The European Federation of Building and Woodworkers (EFBWW) is the European Workers’ Industry Federation for the following sectors: building, woodworking, forestry and allied industries and trades. The EFBWW has 77 affiliated unions in 36 countries and represents a total of 1,5 million members. The EFBWW is a member organisation of the European Trade Union Confederation (ETUC) and has its headquarters in Brussels, the capital of Europe.
The Federation's main mission is to represent its affiliates in Europe and help them defend the rights and interests of the workers in the industries it covers. Since the virtual completion of the European Market, and especially since the conclusion of the Amsterdam Treaty, strong representation in Brussels has become all the more important. The European Union has now become a legislative entity in its own right, but in our view it still has some catching up to do in terms of developing its social dimension. The EFBWW also provides a framework for union cooperation and the coordination of action taken in the industries we represent.
The EFBWW is in favour of European integration in the interest of Europe’s workers and citizens. We see European integration as a means to uphold fundamental rights for all workers and citizens and as a bulwark to protect Europe’s democratic institutions, such as the rule of law and freedom of speech. As a consequence, the EFBWW does not intend to work together with, or seek support from, right-wing populist parties.
The EFBWW demands the inclusion of a Social Progress Protocol to the EU Treaty at the next Treaty change. In addition, the EFBWW proposes that the EU accedes to the European Social Charter of the Council of Europe, an international charter of fundamental rights, in which the right to strike and the right to bargain collectively is firmly laid down.
The EFBWW activities are based on decisions taken and an action programme adopted at the General Assembly, which is held every four years. The action programme outlines the Federation's main activities and tasks. In a nutshell, we deal with the labour market, migration, capacity building, industrial relations, health and safety issues, worker representation in multinational companies.
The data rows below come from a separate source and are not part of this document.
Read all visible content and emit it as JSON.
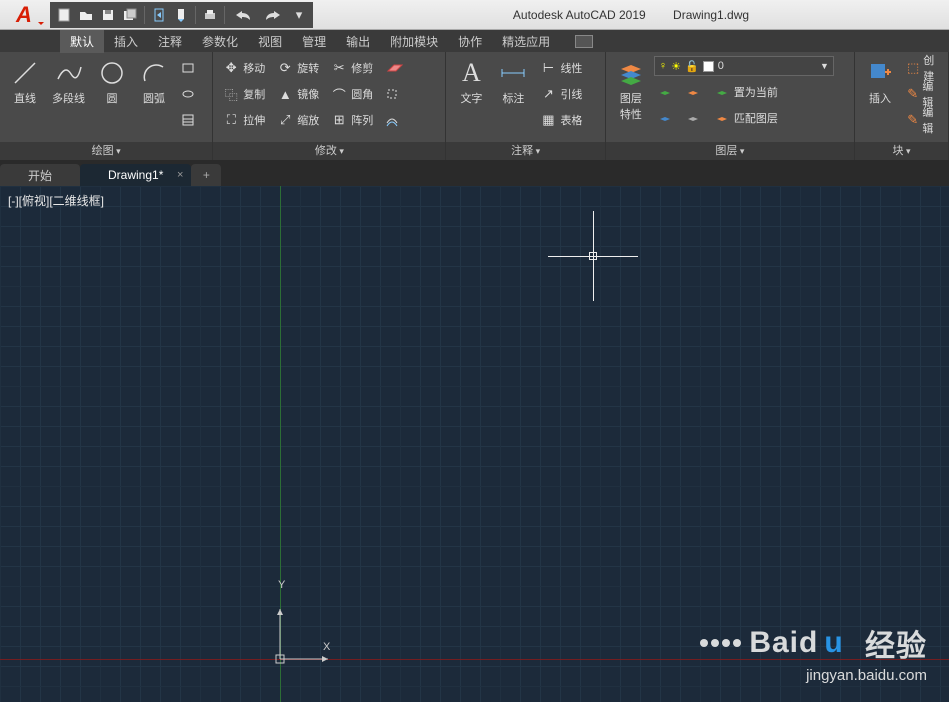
{
  "app": {
    "title": "Autodesk AutoCAD 2019",
    "file": "Drawing1.dwg",
    "logo": "A"
  },
  "qat": [
    "new",
    "open",
    "save",
    "saveall",
    "share",
    "cloud",
    "print",
    "undo",
    "redo"
  ],
  "menu": {
    "items": [
      "默认",
      "插入",
      "注释",
      "参数化",
      "视图",
      "管理",
      "输出",
      "附加模块",
      "协作",
      "精选应用"
    ],
    "active": 0
  },
  "ribbon": {
    "draw": {
      "title": "绘图",
      "line": "直线",
      "pline": "多段线",
      "circle": "圆",
      "arc": "圆弧"
    },
    "modify": {
      "title": "修改",
      "move": "移动",
      "rotate": "旋转",
      "trim": "修剪",
      "copy": "复制",
      "mirror": "镜像",
      "fillet": "圆角",
      "stretch": "拉伸",
      "scale": "缩放",
      "array": "阵列"
    },
    "annot": {
      "title": "注释",
      "text": "文字",
      "dim": "标注",
      "linear": "线性",
      "leader": "引线",
      "table": "表格"
    },
    "layers": {
      "title": "图层",
      "props": "图层\n特性",
      "current": "0",
      "setcur": "置为当前",
      "match": "匹配图层"
    },
    "block": {
      "title": "块",
      "insert": "插入",
      "create": "创建",
      "edit": "编辑",
      "editattr": "编辑"
    }
  },
  "tabs": {
    "start": "开始",
    "drawing": "Drawing1*"
  },
  "view": {
    "label": "[-][俯视][二维线框]",
    "ucs": {
      "x": "X",
      "y": "Y"
    }
  },
  "watermark": {
    "main": "Baid",
    "jy": "经验",
    "sub": "jingyan.baidu.com"
  }
}
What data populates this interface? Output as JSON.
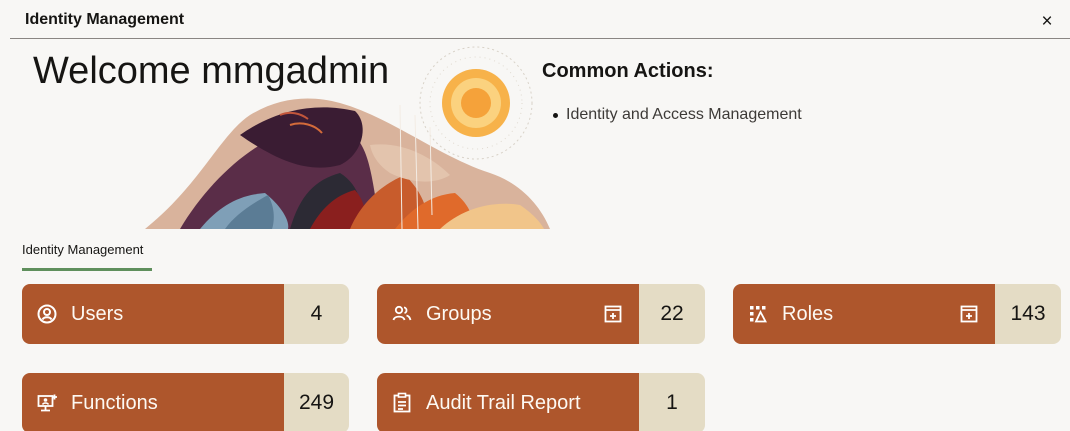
{
  "topbar": {
    "title": "Identity Management",
    "close_glyph": "×",
    "close_icon": "close-icon"
  },
  "hero": {
    "welcome": "Welcome mmgadmin"
  },
  "common_actions": {
    "title": "Common Actions:",
    "items": [
      "Identity and Access Management"
    ]
  },
  "tabs": [
    {
      "label": "Identity Management",
      "selected": true
    }
  ],
  "tiles": [
    {
      "label": "Users",
      "count": "4",
      "icon": "user-circle-icon",
      "has_add": false
    },
    {
      "label": "Groups",
      "count": "22",
      "icon": "users-icon",
      "has_add": true
    },
    {
      "label": "Roles",
      "count": "143",
      "icon": "roles-grid-icon",
      "has_add": true
    },
    {
      "label": "Functions",
      "count": "249",
      "icon": "functions-icon",
      "has_add": false
    },
    {
      "label": "Audit Trail Report",
      "count": "1",
      "icon": "report-icon",
      "has_add": false
    }
  ],
  "colors": {
    "tile_bg": "#ae562c",
    "count_bg": "#e4dcc5",
    "tab_underline": "#5f8f5c",
    "page_bg": "#f8f7f5"
  }
}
Together with the ETUC and the other European Industry Federations we are striving to achieve a more social Europe. The EFBWW is closely cooperating with the Building and Woodworkers’ International (BWI).